Marcus LoVett, St. John's
Desi Rodriguez, Seton Hall
Corey Sanders, Rutgers
Micah Seaborn, Monmouth
Rich Williams, Manhattan
Analysis: Much like Ponds, LoVett is in line for an increase in productivity as a sophomore, in large part due to Justin Simon coming on board to serve as the primary facilitator for St. John's this season. Rodriguez should benefit from enough mismatches to provide his unique blend of highlight-reel dunks and long-range shots while keeping Carrington and Delgado consistent in Seton Hall's offense. For their in-state rivals, Sanders has already been described by Rutgers head coach Steve Pikiell as someone who will be more versatile going into his junior season after the Scarlet Knights were able to sign Geo Baker, whose floor game has already drawn raves for a level of stability far beyond his age. Staying in the Garden State, Seaborn could very well be a first team honoree by the end of the season on a Monmouth team that retains its status as a legitimate championship contender in the MAAC even without the services of Justin Robinson. Now fully recovered from a torn meniscus suffered late in the season, Seaborn becomes the unquestioned leader for the Hawks, and should be able to impart his experience on a group of hungry young talents and role players now charged with the responsibility of stepping up. Speaking of experience and returning from a torn meniscus, Williams is in Riverdale for one last go-round as a fifth-year senior on a Manhattan team that returns the most seasoned roster in its conference, one that is eager to erase two years of agonizing defeats and humility with what the Jaspers hope is their third MAAC championship in five seasons.
All-Met Preseason Third Team (in alphabetical order)
Darian Anderson, Fairleigh Dickinson
Stevie Jordan, Rider
Rickey McGill, Iona
Myles Powell, Seton Hall
Zane Waterman, Manhattan
Analysis: Anderson is a worthy Preseason Player of the Year recipient in the Northeast Conference whose ability often gets lost in the shuffle because of the bigger programs operating within the shadow of FDU, a perennial NEC favorite under head coach Greg Herenda. Look for Anderson, who opens his season at Seton Hall Friday, to make an impact early and often as the Knights seek a second league title in three years.

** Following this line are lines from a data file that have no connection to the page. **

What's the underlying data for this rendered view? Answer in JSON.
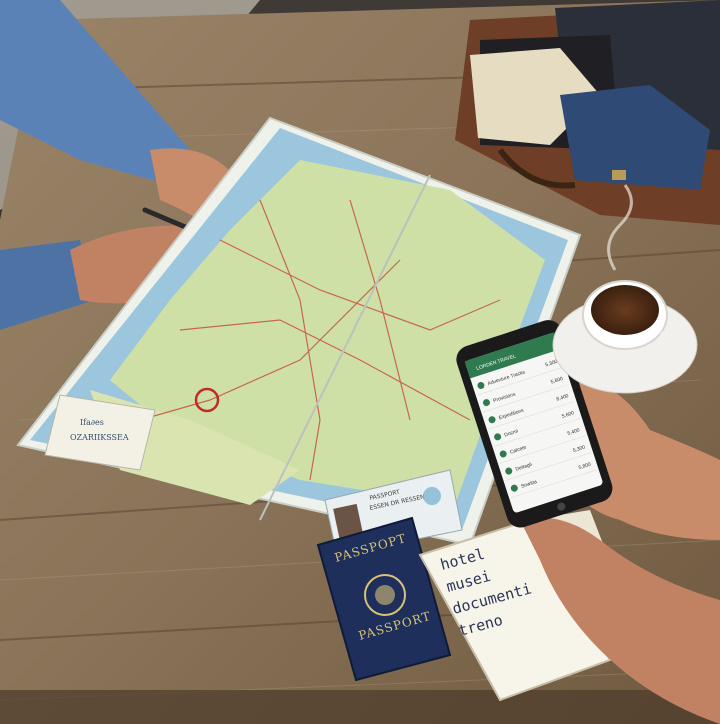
{
  "colors": {
    "table_wood": "#8a7358",
    "table_dark": "#5c4632",
    "map_sea": "#9cc6de",
    "map_land": "#cfe0a6",
    "passport_blue": "#1d2f5a",
    "passport_gold": "#d8c27a",
    "phone_screen": "#f6f7f4",
    "app_green": "#2f7a4e",
    "suitcase_brown": "#6e3e26",
    "shirt_blue": "#2f4a75",
    "shirt_cream": "#e6dcc2",
    "coffee": "#4a2a16",
    "skin": "#c98c6a",
    "sleeve": "#5b82b6"
  },
  "map": {
    "legend_line1": "Ifa∂es",
    "legend_line2": "OZARIIKSSEA"
  },
  "id_card": {
    "line1": "PASSPORT",
    "line2": "ESSEN DR RESSEN"
  },
  "passport": {
    "top_label": "PASSPOPT",
    "bottom_label": "PASSPORT"
  },
  "notebook": {
    "items": [
      "hotel",
      "musei",
      "documenti",
      "treno"
    ]
  },
  "phone": {
    "header": "LORDEN TRAVEL",
    "rows": [
      {
        "label": "Adventure Tracks",
        "value": "5,300"
      },
      {
        "label": "Provisions",
        "value": "5,600"
      },
      {
        "label": "Expeditions",
        "value": "8,400"
      },
      {
        "label": "Docmi",
        "value": "5,600"
      },
      {
        "label": "Calcete",
        "value": "5,400"
      },
      {
        "label": "Dettagli",
        "value": "5,300"
      },
      {
        "label": "Sowitta",
        "value": "5,800"
      }
    ]
  }
}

If not for a suspension in the middle of the season last year, Jordan likely would have been the MAAC Rookie of the Year, and now takes the next step for Kevin Baggett as the leader of a Broncs team projected by many to surprise in the MAAC. Staying within the conference, McGill demonstrated his value to Iona's championship core with a coming-out party in the second half of the season one year ago, and his evolution as a pass-first point guard with above average scoring tendencies makes the Gaels the team to beat once again. Waterman's ability to stretch the floor, then come off a pick-and-roll to shoot a three-pointer gives Manhattan a unique option in Steve Masiello's fast-paced system, and the Jaspers are counting on his efficiency to guide them back to the top of the league. It will be of importance for the senior forward to stay out of foul trouble, however. Finally, Powell's insertion into the starting lineup this season will make him a greater piece to the puzzle for Seton Hall. Based on early returns from the Pirates' two exhibition contests, the sophomore's defensive game has taken flight, which will only be a greater X-factor as the year goes on.
Haggerty Award: Shamorie Ponds. Delgado will be the odds-on favorite after leading the nation in rebounding last season and garnering All-America honors, but if Ponds lives up to the hype; and there is no indication he will not, St. John's will have a postseason appearance as a reward leading up to their prodigious backcourt talent having the area's top distinction bestowed upon him.
Coach of the Year: Kevin Willard, Seton Hall. Winner of this award two years running, the Pirates' performance should be enough to give the once-embattled head man his third straight honor.